Although Durham’s juggernaut of a theatre scene often steals the limelight, the university’s comedy circuit, lurking in the darkest corner of the city – Trevs– has just as much to offer. Plonked in the middle of the college bar in front of a small but appreciative crowd, and annoyingly flanked by several loud and disrespectful bar crawls, nine comedians took to the stage with a pleasing variation of content and style.
The biggest surprise of the night – they were all actually funny. Yes, the comic timing was lacking at points and the audience didn’t really ease into the night until they were sufficiently inebriated part way through the first half, but the potential of the guys can’t be disputed.

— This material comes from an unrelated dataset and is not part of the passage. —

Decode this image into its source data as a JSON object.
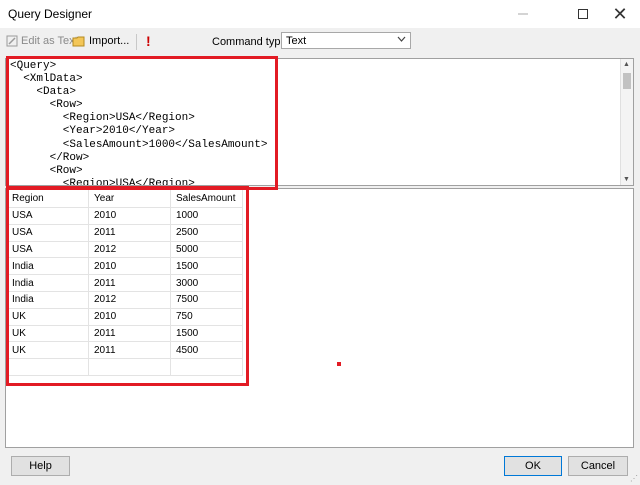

“Trevs’ own” Will Lavelle was an excellent compere, interacting well with the audience throughout, and his savage attacking of Durham’s “Lad Culture” was hilarious, until a sport social wandered in and things could have got a bit tasty to say the least. Lavelle, in this case, and many others across the night, tapped into one important fact though – that university-relevant jokes are funniest. Cue anecdotes as to the make-up of the ultimate Frisbee team and the biggest joke in Durham – Klute.
From Trevs’ own Will Lavelle we moved onto The Bubble’s own Oscar Koronka who set the tone for the night with his sharp tongue, tight delivery and bags of confidence – as well as a moving clarinet recital. Other first half highlights included Paddy Dodds, who exuded professionalism and brought the first big laughs of the night. Not to mention first timer Alex Taylor who seemed to be one of the most experienced, and certainly was, one of the funniest acts of the whole evening.
In the second half headliner Jake Donaldson showed quality in glimpses, but failed to hit the mark with certain jokes, perhaps as he isn’t a Durham student. Rather, the half was stolen by the excellent Freddie Riddell whose Scientology content was brilliant, but was nothing compared to the fact that every “Lad” in Durham only has friends called Freddie. I know this first hand given my hockey team’s starting XI is over one-third comprised of Freddies, and that isn’t an exaggeration.
Overall, the night would have benefited from a more intimate venue that didn’t allow people in who weren’t interested. Ultimately, though, Durham’s comedy scene is thriving and it would definitely be worth checking out their next event, because some of these guys have big futures in stand-up.